The automaker that continues to dominate the U.S. van market says no.
“It’s important to note that Transit Connect sales were not adversely affected by the introduction of Transit,” explains Yaro Hetman, Ford brand manager for Transit, Transit Connect and E-Series.
“In fact, 2015 was Transit Connect’s best sales year in history, with total sales up 24 percent over 2014.”
From a maneuverable short wheelbase Transit Connect all the way up to a high-roof, extended wheelbase Transit, Ford is continuing to expand its van options and is expanding its customer base as a result.
Ford has proven that the market is big enough for both of its vans and demand keeps rising.
“Ford invented the compact commercial van market with the introduction of Transit Connect in 2009, and we continue to sell more compact vans than anyone else,” Hetman says.
It seems, however, that bigger may be better. Transit Connect’s larger sibling, Transit, continues to outsell Transit Connect.
In May, sales for Transit Connect numbered 4,390 compared to Transit sales at 13,640.
“Although Transit Connect sales represented more than half of the small vans sold that month (8,219) we still sold more than three times as many full-size Transit vans,” Hetman says.

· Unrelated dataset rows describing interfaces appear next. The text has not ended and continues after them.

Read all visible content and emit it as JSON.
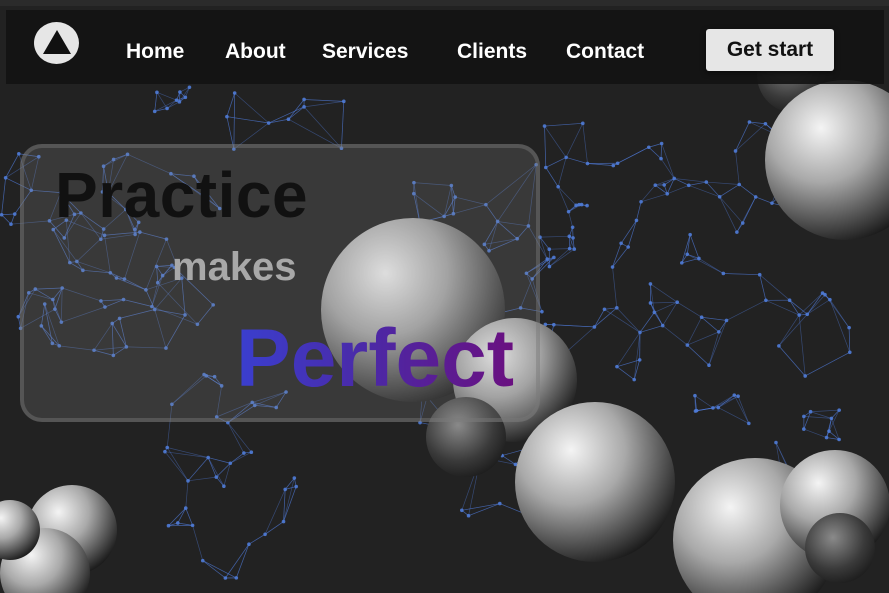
{
  "nav": {
    "logo_icon": "triangle-logo-icon",
    "links": [
      "Home",
      "About",
      "Services",
      "Clients",
      "Contact"
    ],
    "cta_label": "Get start"
  },
  "hero": {
    "line1": "Practice",
    "line2": "makes",
    "line3": "Perfect"
  },
  "colors": {
    "background": "#222222",
    "navbar": "#141414",
    "network": "#4f7bd6",
    "perfect_gradient": [
      "#3a3fcf",
      "#6a1080"
    ]
  }
}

Ford told Hard Working Trucks that they don’t track customers who may be switching from traditional cargo vans, like the E-Series, to their Euro-style vans.
“Van choice really is dictated by application—what do you need this piece of mobile equipment to do for you? Someone who wants more of a “traditional” van may consider a Transit Connect, but would probably also consider a regular wheelbase, low-roof Transit van,” Hetman explains.